Search the listing for the string "Bottom" and copy every line that contains it.

══════════════════════════════

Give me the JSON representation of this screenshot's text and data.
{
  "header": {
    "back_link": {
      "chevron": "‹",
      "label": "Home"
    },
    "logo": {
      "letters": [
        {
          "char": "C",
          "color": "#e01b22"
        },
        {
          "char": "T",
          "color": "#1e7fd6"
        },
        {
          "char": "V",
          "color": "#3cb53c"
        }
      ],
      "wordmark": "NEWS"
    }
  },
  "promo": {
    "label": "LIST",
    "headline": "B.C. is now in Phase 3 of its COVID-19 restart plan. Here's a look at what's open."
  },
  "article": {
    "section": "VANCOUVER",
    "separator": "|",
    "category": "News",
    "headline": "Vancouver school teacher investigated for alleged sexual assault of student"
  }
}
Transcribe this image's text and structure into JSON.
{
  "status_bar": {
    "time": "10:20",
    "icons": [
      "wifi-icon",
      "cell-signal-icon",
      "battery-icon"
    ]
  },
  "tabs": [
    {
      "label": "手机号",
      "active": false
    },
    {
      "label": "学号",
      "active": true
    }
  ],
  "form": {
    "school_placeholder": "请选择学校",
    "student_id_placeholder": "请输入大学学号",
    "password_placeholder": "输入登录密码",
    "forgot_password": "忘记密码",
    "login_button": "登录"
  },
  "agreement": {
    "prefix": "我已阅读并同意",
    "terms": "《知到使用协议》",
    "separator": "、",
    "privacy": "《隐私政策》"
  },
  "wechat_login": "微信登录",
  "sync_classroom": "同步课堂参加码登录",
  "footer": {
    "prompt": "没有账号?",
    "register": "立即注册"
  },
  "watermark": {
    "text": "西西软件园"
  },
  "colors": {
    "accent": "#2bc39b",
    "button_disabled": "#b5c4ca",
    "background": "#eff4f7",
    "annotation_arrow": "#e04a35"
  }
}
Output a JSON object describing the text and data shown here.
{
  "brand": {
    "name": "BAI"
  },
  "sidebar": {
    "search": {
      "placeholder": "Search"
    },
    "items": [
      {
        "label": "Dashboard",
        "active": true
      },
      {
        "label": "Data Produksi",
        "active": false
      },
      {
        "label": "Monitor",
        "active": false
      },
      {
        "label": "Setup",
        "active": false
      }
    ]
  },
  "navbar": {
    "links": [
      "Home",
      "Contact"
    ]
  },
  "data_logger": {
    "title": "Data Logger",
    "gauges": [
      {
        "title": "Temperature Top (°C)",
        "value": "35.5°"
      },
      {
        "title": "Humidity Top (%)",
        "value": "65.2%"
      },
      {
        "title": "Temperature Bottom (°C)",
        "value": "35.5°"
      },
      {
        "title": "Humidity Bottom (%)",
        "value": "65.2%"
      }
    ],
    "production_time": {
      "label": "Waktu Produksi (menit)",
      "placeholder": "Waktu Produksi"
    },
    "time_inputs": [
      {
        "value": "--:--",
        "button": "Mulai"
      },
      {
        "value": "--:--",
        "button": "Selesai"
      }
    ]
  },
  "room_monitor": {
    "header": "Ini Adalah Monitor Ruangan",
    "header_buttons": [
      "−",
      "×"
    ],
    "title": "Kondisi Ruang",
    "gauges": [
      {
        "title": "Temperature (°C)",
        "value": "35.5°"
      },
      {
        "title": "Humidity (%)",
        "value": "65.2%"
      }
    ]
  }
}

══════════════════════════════

[Answer section]:
        "title": "Temperature Bottom (°C)",
        "title": "Humidity Bottom (%)",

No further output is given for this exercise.